...the presence of NATO special forces, the challenging logistical and political conditions in Afghanistan and lack of technological capacity, are likely to impede al-Qaida in Afghanistan from posing a significant threat to UK or US national security. Instead development in South Asia should remain the key strategic priority for the UK government in the region.
Custer should not have attacked at Little Big Horn, and he would've gotten much further by focusing on the dwindling buffalo herds.


A. Peasant said...

maybe the developing crisis over Major Stefan Frederick Cook will blossom into something useful. as i understand it if he can't accept orders from Obama then who can? another house of cards collapses. there is an inextricable logic to it and yes it seems crazy but the crazies run the show here so you never know.

Vigilante said...

Post 9-11, post 7/7 bombings, post Mumbai attacks, post-Bush failure to get Osama bin Laden, post-Iraguagmire, post-world economy collapse, what looms essential is investment in domestic anti-terrorism security. (We need more anti-suitcase bombing devices.) We will spend our selves down the toilet even faster with anymore $$$ into Iraqistan and Afghanistan. Where we need to take a stand is Pakistan. No boots on the ground. Just $upport.

MarcLord said...


that kind of thing will get around the military fast, regardless of veracity or if it was a political stunt. the army would have to take the refusals and suits seriously...

MarcLord said...

Hi Vig,

that's quite a long list of fiascoes when you put it that way...the worst risks by far are domestic.

Anonymous said...

Many independents counted on O-man to bring the troops home. Mark my words: if that doesn't happen, neither will Obama get re-elected. You heard it here first.
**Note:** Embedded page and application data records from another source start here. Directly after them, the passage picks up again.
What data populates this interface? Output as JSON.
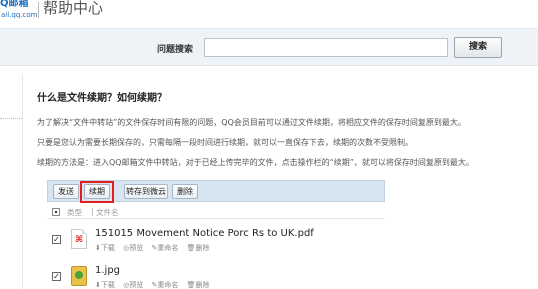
{
  "header": {
    "logo_top": "Q邮箱",
    "logo_bottom": "ail.qq.com",
    "title": "帮助中心"
  },
  "search": {
    "label": "问题搜索",
    "value": "",
    "placeholder": "",
    "button": "搜索"
  },
  "article": {
    "title": "什么是文件续期？如何续期？",
    "paragraphs": [
      "为了解决“文件中转站”的文件保存时间有限的问题，QQ会员目前可以通过文件续期，将相应文件的保存时间复原到最大。",
      "只要是您认为需要长期保存的，只需每隔一段时间进行续期，就可以一直保存下去，续期的次数不受限制。",
      "续期的方法是：进入QQ邮箱文件中转站，对于已经上传完毕的文件，点击操作栏的“续期”，就可以将保存时间复原到最大。"
    ]
  },
  "screenshot": {
    "toolbar": {
      "send": "发送",
      "renew": "续期",
      "save_to_cloud": "转存到微云",
      "delete": "删除"
    },
    "columns": {
      "type": "类型",
      "separator": "|",
      "name": "文件名"
    },
    "files": [
      {
        "name": "151015 Movement Notice Porc Rs to UK.pdf",
        "icon": "pdf-file-icon",
        "actions": [
          "⬇下载",
          "◎预览",
          "✎重命名",
          "🗑删除"
        ],
        "checked": "✓"
      },
      {
        "name": "1.jpg",
        "icon": "image-file-icon",
        "actions": [
          "⬇下载",
          "◎预览",
          "✎重命名",
          "🗑删除"
        ],
        "checked": "✓"
      }
    ],
    "highlight_color": "#e02020"
  }
}
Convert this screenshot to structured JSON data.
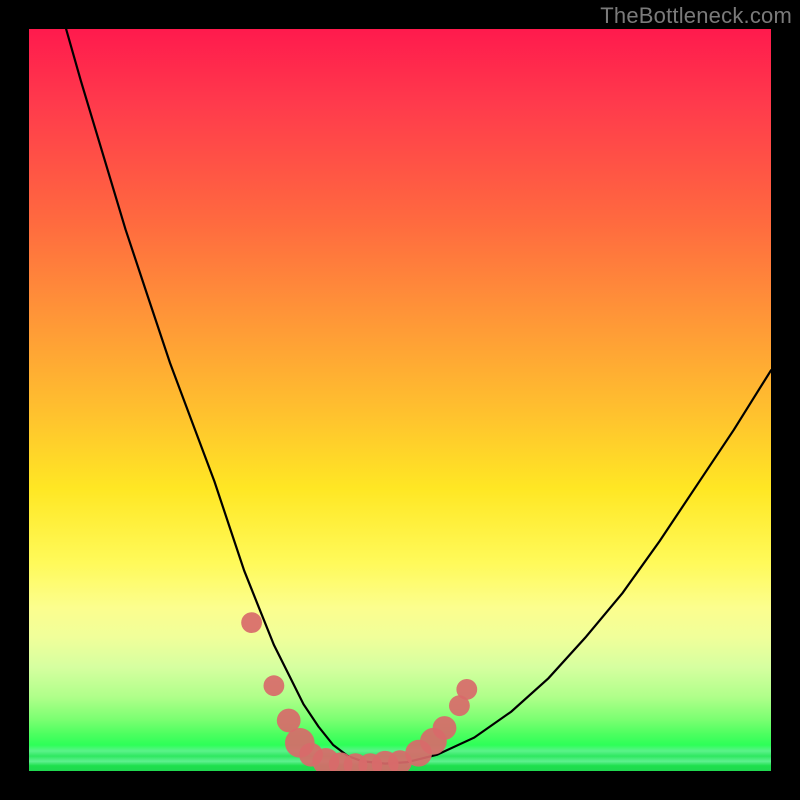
{
  "watermark": "TheBottleneck.com",
  "chart_data": {
    "type": "line",
    "title": "",
    "xlabel": "",
    "ylabel": "",
    "xlim": [
      0,
      100
    ],
    "ylim": [
      0,
      100
    ],
    "grid": false,
    "series": [
      {
        "name": "bottleneck-curve",
        "x": [
          5,
          7,
          10,
          13,
          16,
          19,
          22,
          25,
          27,
          29,
          31,
          33,
          35,
          37,
          39,
          41,
          43,
          45,
          48,
          51,
          55,
          60,
          65,
          70,
          75,
          80,
          85,
          90,
          95,
          100
        ],
        "y": [
          100,
          93,
          83,
          73,
          64,
          55,
          47,
          39,
          33,
          27,
          22,
          17,
          13,
          9,
          6,
          3.5,
          2,
          1.3,
          1,
          1.2,
          2.2,
          4.5,
          8,
          12.5,
          18,
          24,
          31,
          38.5,
          46,
          54
        ]
      }
    ],
    "markers": [
      {
        "x": 30.0,
        "y": 20.0,
        "r": 1.4
      },
      {
        "x": 33.0,
        "y": 11.5,
        "r": 1.4
      },
      {
        "x": 35.0,
        "y": 6.8,
        "r": 1.6
      },
      {
        "x": 36.5,
        "y": 3.8,
        "r": 2.0
      },
      {
        "x": 38.0,
        "y": 2.2,
        "r": 1.6
      },
      {
        "x": 40.0,
        "y": 1.3,
        "r": 1.8
      },
      {
        "x": 42.0,
        "y": 0.9,
        "r": 1.6
      },
      {
        "x": 44.0,
        "y": 0.8,
        "r": 1.6
      },
      {
        "x": 46.0,
        "y": 0.8,
        "r": 1.6
      },
      {
        "x": 48.0,
        "y": 0.9,
        "r": 1.8
      },
      {
        "x": 50.0,
        "y": 1.2,
        "r": 1.6
      },
      {
        "x": 52.5,
        "y": 2.4,
        "r": 1.8
      },
      {
        "x": 54.5,
        "y": 4.0,
        "r": 1.8
      },
      {
        "x": 56.0,
        "y": 5.8,
        "r": 1.6
      },
      {
        "x": 58.0,
        "y": 8.8,
        "r": 1.4
      },
      {
        "x": 59.0,
        "y": 11.0,
        "r": 1.4
      }
    ],
    "marker_color": "#d86a6a",
    "curve_color": "#000000",
    "background_gradient": [
      {
        "stop": 0.0,
        "color": "#ff1a4d"
      },
      {
        "stop": 0.38,
        "color": "#ff9338"
      },
      {
        "stop": 0.62,
        "color": "#ffe724"
      },
      {
        "stop": 0.82,
        "color": "#f0ff9a"
      },
      {
        "stop": 1.0,
        "color": "#20d850"
      }
    ]
  }
}
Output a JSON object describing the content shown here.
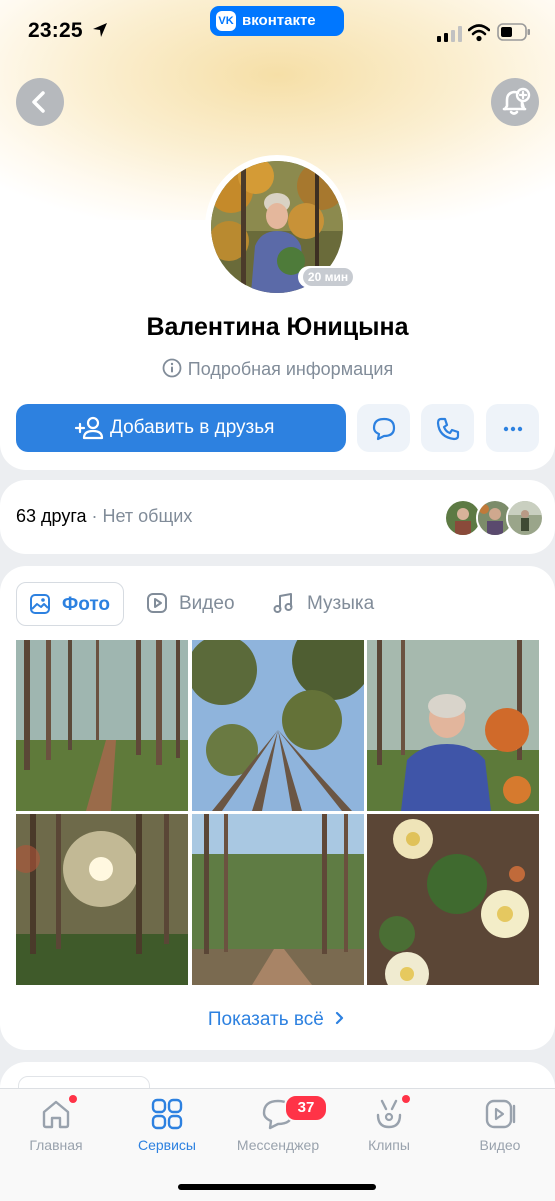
{
  "status_bar": {
    "time": "23:25",
    "app_badge": "вконтакте",
    "app_badge_logo": "VK"
  },
  "profile": {
    "name": "Валентина Юницына",
    "last_seen": "20 мин",
    "info_link": "Подробная информация",
    "add_friend_label": "Добавить в друзья"
  },
  "friends": {
    "count": "63 друга",
    "separator": " · ",
    "common": "Нет общих"
  },
  "media": {
    "tabs": [
      {
        "label": "Фото"
      },
      {
        "label": "Видео"
      },
      {
        "label": "Музыка"
      }
    ],
    "show_all": "Показать всё"
  },
  "tabbar": {
    "items": [
      {
        "label": "Главная"
      },
      {
        "label": "Сервисы"
      },
      {
        "label": "Мессенджер"
      },
      {
        "label": "Клипы"
      },
      {
        "label": "Видео"
      }
    ],
    "messenger_badge": "37"
  },
  "colors": {
    "accent": "#2d81e0",
    "brand": "#0077ff",
    "badge": "#ff3347",
    "secondary_text": "#818c99"
  }
}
MarcLord said...


I did hear it here first! I fear you are right. The cost of the war approximately equals the deficit, and most people don't put that together. As soon as you ask the questions "why are we in Afganistan, anyway," and "do you know how much it costs," they get pissed off.

Kentucky Rain said...

The fact is the war in Afghanistan is an absolute necessity. This is not Iraq and it is not Vietnam. One cannot make comparisons between the latter and the former because there is no comparison.

Our reasons for being in Vietnam are completely different than our reasons for being in the Middle East. The culture is different, the terrain is different, and the technology is different.

We should never have invaded Iraq. It was disastrous move. Iraq was never a threat to us. It was a political move by a feckless and irresponsible president. His actions cost the lives of thousands of Americans and hundreds of thousands of innocent civilians.

Afghanistan is a different kind of critter. It was home to the most dangerous terrorist army the world has ever seen and that is al Qaeda. The Taliban, whose goals and objectives are no different from those of al Qaeda, gave them a base from which to operate. After 9/11 we bombed them into virtual oblivion and that was the right thing to do. The wrong thing to do was to open up another front in Iraq and take our eyes off the ball in Afghanistan. Now the president, inheriting another Bush war, must address a most serious problem. He has to keep al Qaeda from seizing Pakistan, with the help of the Taliban of course. If they are allowed to do that the terrorists will have nukes and they will use them without blinking an eye on the United States. Millions will die.

This has nothing to do with money and it should not be a consideration unless someone can tell me how much human life is worth. Like it or not, we must support the war in Afghanistan. If we lose it we will literally lose the "hearts and minds" of Americans.